Dutch Oven Molasses Baked Beans
A Bountiful Kitchen
print recipe

1-12 or 14 inch dutch oven ( I believe we used a 14 for this recipe)
about 26-30 briquettes

1 lb bacon, chopped
1 large onion, chopped about 2 cups
1- #10 can pork and beans ( about 7 lbs 10 oz)
1 1/2 cups ketchup
1 cup packed brown sugar light or dark
1/2 cup mustard
3/4 cup molasses
hot pepper sauce, to taste

Light briquettes, follow package directions.
Place about 10 hot briquettes in a circular pattern on the ground. We like to use an old metal pan under our dutch oven. Place the dutch oven on top of the briquettes.
Place the chopped bacon and onion into the dutch oven. Cook until the bacon is slightly crisp and onions are softened. Drain any excess grease. Don't worry about removing every bit of bacon grease.
Add the remaining ingredients,  stir.
Place the lid on the beans and using a pair of tongs, place about 16 briquettes on top of the lid and leave 10-14 under the dutch oven.
Let the beans cook for about 40 minutes or until bubbly and hot.
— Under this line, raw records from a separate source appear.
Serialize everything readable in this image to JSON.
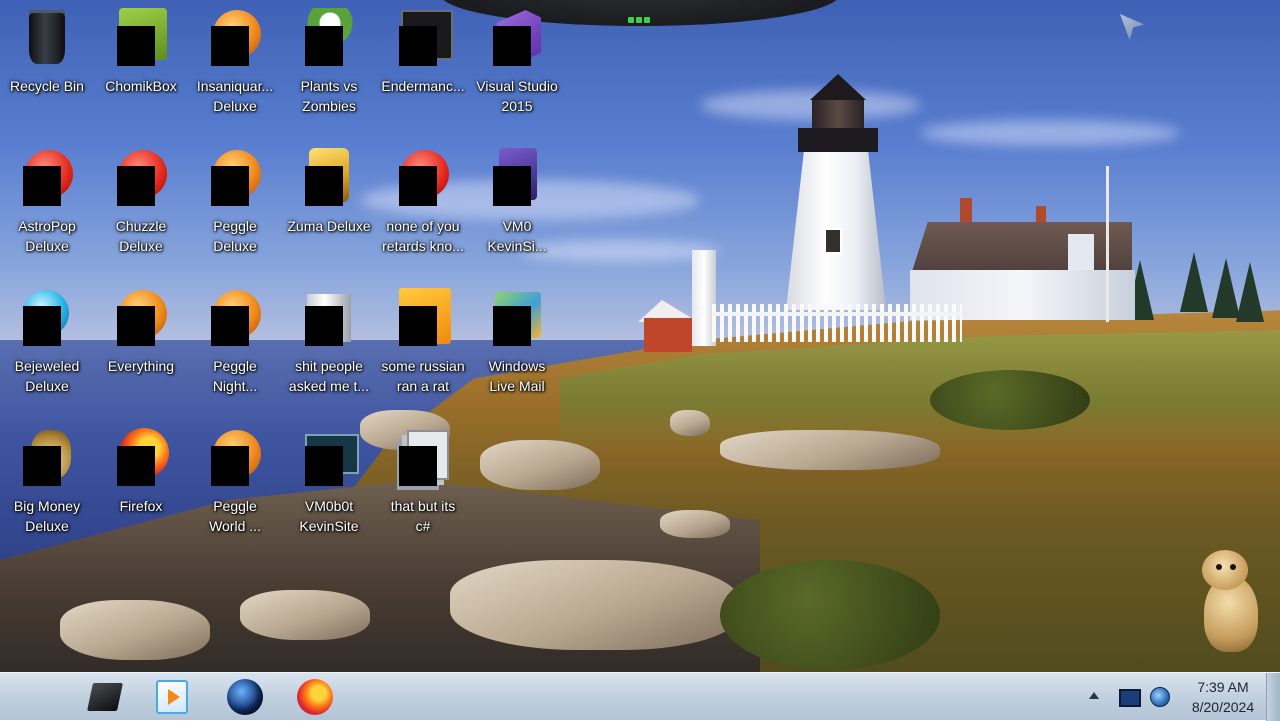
{
  "desktop": {
    "icons": [
      {
        "label": "Recycle Bin",
        "icon": "recycle-bin-icon",
        "art": "art-bin"
      },
      {
        "label": "ChomikBox",
        "icon": "chomikbox-icon",
        "art": "art-box"
      },
      {
        "label": "Insaniquar...\nDeluxe",
        "icon": "insaniquarium-icon",
        "art": "art-orange-ball"
      },
      {
        "label": "Plants vs\nZombies",
        "icon": "plants-vs-zombies-icon",
        "art": "art-plant"
      },
      {
        "label": "Endermanc...",
        "icon": "endermanch-icon",
        "art": "art-terminal"
      },
      {
        "label": "Visual Studio\n2015",
        "icon": "visual-studio-icon",
        "art": "art-vs"
      },
      {
        "label": "AstroPop\nDeluxe",
        "icon": "astropop-icon",
        "art": "art-red-ball"
      },
      {
        "label": "Chuzzle\nDeluxe",
        "icon": "chuzzle-icon",
        "art": "art-red-ball"
      },
      {
        "label": "Peggle\nDeluxe",
        "icon": "peggle-icon",
        "art": "art-orange-ball"
      },
      {
        "label": "Zuma Deluxe",
        "icon": "zuma-icon",
        "art": "art-gold"
      },
      {
        "label": "none of you\nretards kno...",
        "icon": "red-ball-icon",
        "art": "art-red-ball"
      },
      {
        "label": "VM0\nKevinSi...",
        "icon": "vm-icon",
        "art": "art-vm"
      },
      {
        "label": "Bejeweled\nDeluxe",
        "icon": "bejeweled-icon",
        "art": "art-blue-gem"
      },
      {
        "label": "Everything",
        "icon": "everything-search-icon",
        "art": "art-orange-ball"
      },
      {
        "label": "Peggle\nNight...",
        "icon": "peggle-nights-icon",
        "art": "art-orange-ball"
      },
      {
        "label": "shit people\nasked me t...",
        "icon": "folder-icon",
        "art": "art-folder"
      },
      {
        "label": "some russian\nran a rat",
        "icon": "letter-e-icon",
        "art": "art-letter-e"
      },
      {
        "label": "Windows\nLive Mail",
        "icon": "windows-live-mail-icon",
        "art": "art-mail"
      },
      {
        "label": "Big Money\nDeluxe",
        "icon": "big-money-icon",
        "art": "art-moneybag"
      },
      {
        "label": "Firefox",
        "icon": "firefox-icon",
        "art": "art-firefox"
      },
      {
        "label": "Peggle\nWorld ...",
        "icon": "peggle-world-icon",
        "art": "art-orange-ball"
      },
      {
        "label": "VM0b0t\nKevinSite",
        "icon": "monitor-icon",
        "art": "art-monitor"
      },
      {
        "label": "that but its\nc#",
        "icon": "pages-icon",
        "art": "art-pages"
      }
    ]
  },
  "taskbar": {
    "pinned": [
      {
        "name": "explorer",
        "icon": "file-explorer-icon"
      },
      {
        "name": "media-player",
        "icon": "media-player-icon"
      },
      {
        "name": "globe",
        "icon": "globe-icon"
      },
      {
        "name": "firefox",
        "icon": "firefox-icon"
      }
    ],
    "tray": {
      "time": "7:39 AM",
      "date": "8/20/2024"
    }
  },
  "colors": {
    "taskbar": "#c2d0df",
    "label_text": "#ffffff",
    "redaction": "#000000"
  }
}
This will vary in cooking time depending on how much wind there is, the amount of coals you use, the temperature of the coals, etc.
If you feel the beans are cooking too fast, remove some of the coals.
When ready to serve, carefully remove lid, so the ashes do not get into the beans. Sometimes, if our beans are cooked and very hot, we dump the ashes, and simply leave the lid on till ready to serve.
Serves about 20-25 as a side dish

Tips:
-There are many sources for Dutch Oven cooking online. Here are a couple :
Scouting Magazine (Dutch Oven Cooking 101)
Camp Cooking Outdoors
-You may use any brand of beans, Van De Camps is a brand found in most grocery stores. I used a brand I purchased from a wholesale food distributor.
-This recipe may also be made in the oven. Cook the bacon and onions, drain the grease and add the remaining ingredients. Bake at 375 for one hour.